_YOUR INSTRUCTIONS_
The answer is every line of the records that holds the word "title", copied in full.

+++ EXTRACTED INFORMATION +++

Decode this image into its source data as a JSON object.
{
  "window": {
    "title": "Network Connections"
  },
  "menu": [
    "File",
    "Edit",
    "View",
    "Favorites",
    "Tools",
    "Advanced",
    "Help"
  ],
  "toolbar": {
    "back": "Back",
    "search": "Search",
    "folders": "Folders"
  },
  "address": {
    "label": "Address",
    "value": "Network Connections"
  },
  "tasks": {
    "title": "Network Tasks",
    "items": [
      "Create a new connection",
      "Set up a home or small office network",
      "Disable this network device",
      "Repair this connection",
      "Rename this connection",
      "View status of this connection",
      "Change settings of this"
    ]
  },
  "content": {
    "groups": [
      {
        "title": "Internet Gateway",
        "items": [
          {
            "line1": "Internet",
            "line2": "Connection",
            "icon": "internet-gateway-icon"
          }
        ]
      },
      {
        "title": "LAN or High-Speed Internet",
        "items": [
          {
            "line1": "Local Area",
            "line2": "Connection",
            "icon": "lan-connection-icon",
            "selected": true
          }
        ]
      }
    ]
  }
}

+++

_SOLUTION TO THE EXERCISE_
    "title": "Network Connections"
    "title": "Network Tasks",
        "title": "Internet Gateway",
        "title": "LAN or High-Speed Internet",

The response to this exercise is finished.